[Component data from apps and pages]
──────────────────────────────
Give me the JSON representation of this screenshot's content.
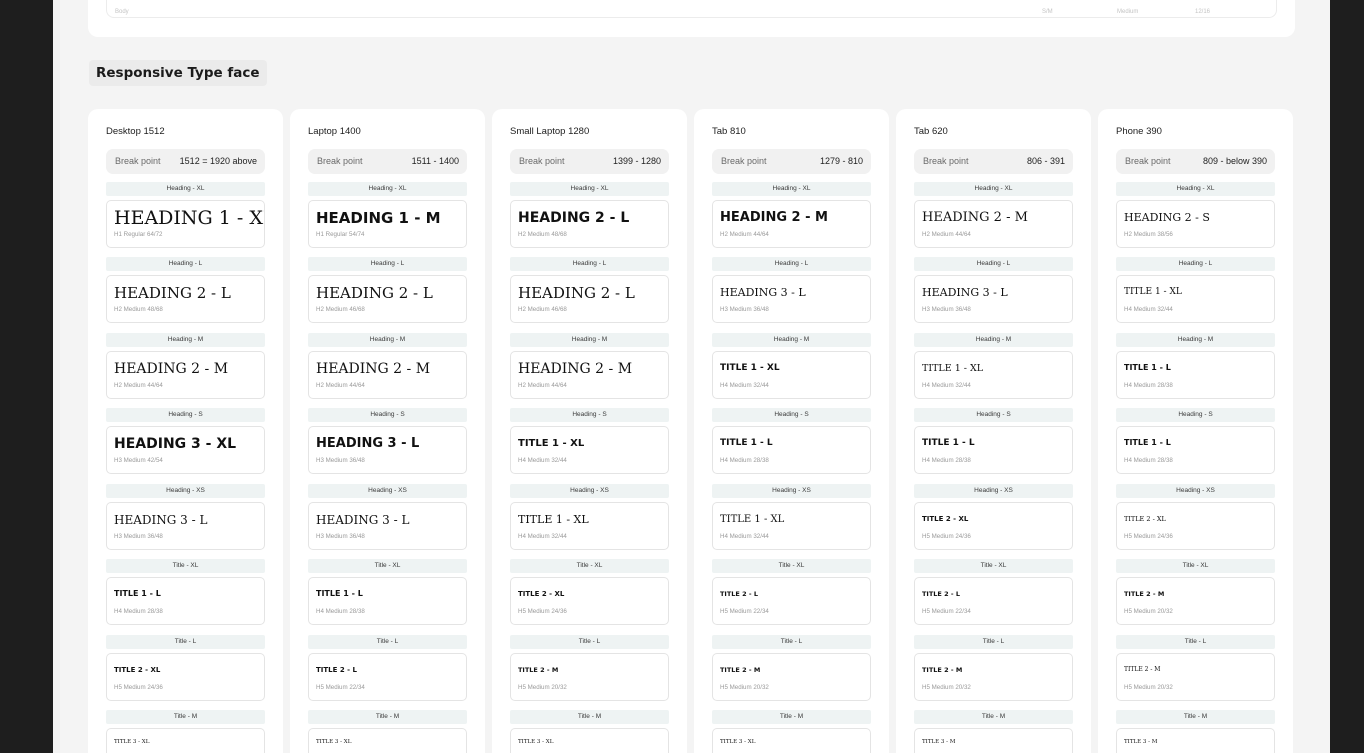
{
  "section_title": "Responsive Type face",
  "previous_row": [
    "Body",
    "S/M",
    "Medium",
    "12/16"
  ],
  "columns": [
    {
      "title": "Desktop 1512",
      "breakpoint_label": "Break point",
      "breakpoint_value": "1512 = 1920 above",
      "rows": [
        {
          "level": "Heading - XL",
          "sample": "HEADING 1 - XL",
          "spec": "H1 Regular 64/72"
        },
        {
          "level": "Heading - L",
          "sample": "HEADING 2 - L",
          "spec": "H2 Medium 48/68"
        },
        {
          "level": "Heading - M",
          "sample": "HEADING 2 - M",
          "spec": "H2 Medium 44/64"
        },
        {
          "level": "Heading - S",
          "sample": "HEADING 3 - XL",
          "spec": "H3 Medium 42/54"
        },
        {
          "level": "Heading - XS",
          "sample": "HEADING 3 - L",
          "spec": "H3 Medium 36/48"
        },
        {
          "level": "Title - XL",
          "sample": "TITLE 1 - L",
          "spec": "H4 Medium 28/38"
        },
        {
          "level": "Title - L",
          "sample": "TITLE 2 - XL",
          "spec": "H5 Medium 24/36"
        },
        {
          "level": "Title - M",
          "sample": "TITLE 3 - XL",
          "spec": ""
        }
      ]
    },
    {
      "title": "Laptop 1400",
      "breakpoint_label": "Break point",
      "breakpoint_value": "1511 - 1400",
      "rows": [
        {
          "level": "Heading - XL",
          "sample": "HEADING 1 - M",
          "spec": "H1 Regular 54/74"
        },
        {
          "level": "Heading - L",
          "sample": "HEADING 2 - L",
          "spec": "H2 Medium 46/68"
        },
        {
          "level": "Heading - M",
          "sample": "HEADING 2 - M",
          "spec": "H2 Medium 44/64"
        },
        {
          "level": "Heading - S",
          "sample": "HEADING 3 - L",
          "spec": "H3 Medium 36/48"
        },
        {
          "level": "Heading - XS",
          "sample": "HEADING 3 - L",
          "spec": "H3 Medium 36/48"
        },
        {
          "level": "Title - XL",
          "sample": "TITLE 1 - L",
          "spec": "H4 Medium 28/38"
        },
        {
          "level": "Title - L",
          "sample": "TITLE 2 - L",
          "spec": "H5 Medium 22/34"
        },
        {
          "level": "Title - M",
          "sample": "TITLE 3 - XL",
          "spec": ""
        }
      ]
    },
    {
      "title": "Small Laptop 1280",
      "breakpoint_label": "Break point",
      "breakpoint_value": "1399 - 1280",
      "rows": [
        {
          "level": "Heading - XL",
          "sample": "HEADING 2 - L",
          "spec": "H2 Medium 48/68"
        },
        {
          "level": "Heading - L",
          "sample": "HEADING 2 - L",
          "spec": "H2 Medium 46/68"
        },
        {
          "level": "Heading - M",
          "sample": "HEADING 2 - M",
          "spec": "H2 Medium 44/64"
        },
        {
          "level": "Heading - S",
          "sample": "TITLE 1 - XL",
          "spec": "H4 Medium 32/44"
        },
        {
          "level": "Heading - XS",
          "sample": "TITLE 1 - XL",
          "spec": "H4 Medium 32/44"
        },
        {
          "level": "Title - XL",
          "sample": "TITLE 2 - XL",
          "spec": "H5 Medium 24/36"
        },
        {
          "level": "Title - L",
          "sample": "TITLE 2 - M",
          "spec": "H5 Medium 20/32"
        },
        {
          "level": "Title - M",
          "sample": "TITLE 3 - XL",
          "spec": ""
        }
      ]
    },
    {
      "title": "Tab 810",
      "breakpoint_label": "Break point",
      "breakpoint_value": "1279 - 810",
      "rows": [
        {
          "level": "Heading - XL",
          "sample": "HEADING 2 - M",
          "spec": "H2 Medium 44/64"
        },
        {
          "level": "Heading - L",
          "sample": "HEADING 3 - L",
          "spec": "H3 Medium 36/48"
        },
        {
          "level": "Heading - M",
          "sample": "TITLE 1 - XL",
          "spec": "H4 Medium 32/44"
        },
        {
          "level": "Heading - S",
          "sample": "TITLE 1 - L",
          "spec": "H4 Medium 28/38"
        },
        {
          "level": "Heading - XS",
          "sample": "TITLE 1 - XL",
          "spec": "H4 Medium 32/44"
        },
        {
          "level": "Title - XL",
          "sample": "TITLE 2 - L",
          "spec": "H5 Medium 22/34"
        },
        {
          "level": "Title - L",
          "sample": "TITLE 2 - M",
          "spec": "H5 Medium 20/32"
        },
        {
          "level": "Title - M",
          "sample": "TITLE 3 - XL",
          "spec": ""
        }
      ]
    },
    {
      "title": "Tab 620",
      "breakpoint_label": "Break point",
      "breakpoint_value": "806 - 391",
      "rows": [
        {
          "level": "Heading - XL",
          "sample": "HEADING 2 - M",
          "spec": "H2 Medium 44/64"
        },
        {
          "level": "Heading - L",
          "sample": "HEADING 3 - L",
          "spec": "H3 Medium 36/48"
        },
        {
          "level": "Heading - M",
          "sample": "TITLE 1 - XL",
          "spec": "H4 Medium 32/44"
        },
        {
          "level": "Heading - S",
          "sample": "TITLE 1 - L",
          "spec": "H4 Medium 28/38"
        },
        {
          "level": "Heading - XS",
          "sample": "TITLE 2 - XL",
          "spec": "H5 Medium 24/36"
        },
        {
          "level": "Title - XL",
          "sample": "TITLE 2 - L",
          "spec": "H5 Medium 22/34"
        },
        {
          "level": "Title - L",
          "sample": "TITLE 2 - M",
          "spec": "H5 Medium 20/32"
        },
        {
          "level": "Title - M",
          "sample": "TITLE 3 - M",
          "spec": ""
        }
      ]
    },
    {
      "title": "Phone 390",
      "breakpoint_label": "Break point",
      "breakpoint_value": "809 - below 390",
      "rows": [
        {
          "level": "Heading - XL",
          "sample": "HEADING 2 - S",
          "spec": "H2 Medium 38/56"
        },
        {
          "level": "Heading - L",
          "sample": "TITLE 1 - XL",
          "spec": "H4 Medium 32/44"
        },
        {
          "level": "Heading - M",
          "sample": "TITLE 1 - L",
          "spec": "H4 Medium 28/38"
        },
        {
          "level": "Heading - S",
          "sample": "TITLE 1 - L",
          "spec": "H4 Medium 28/38"
        },
        {
          "level": "Heading - XS",
          "sample": "TITLE 2 - XL",
          "spec": "H5 Medium 24/36"
        },
        {
          "level": "Title - XL",
          "sample": "TITLE 2 - M",
          "spec": "H5 Medium 20/32"
        },
        {
          "level": "Title - L",
          "sample": "TITLE 2 - M",
          "spec": "H5 Medium 20/32"
        },
        {
          "level": "Title - M",
          "sample": "TITLE 3 - M",
          "spec": ""
        }
      ]
    }
  ]
}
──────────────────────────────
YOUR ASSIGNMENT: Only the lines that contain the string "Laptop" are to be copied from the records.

ANSWER TO THE EXERCISE:
      "title": "Laptop 1400",
      "title": "Small Laptop 1280",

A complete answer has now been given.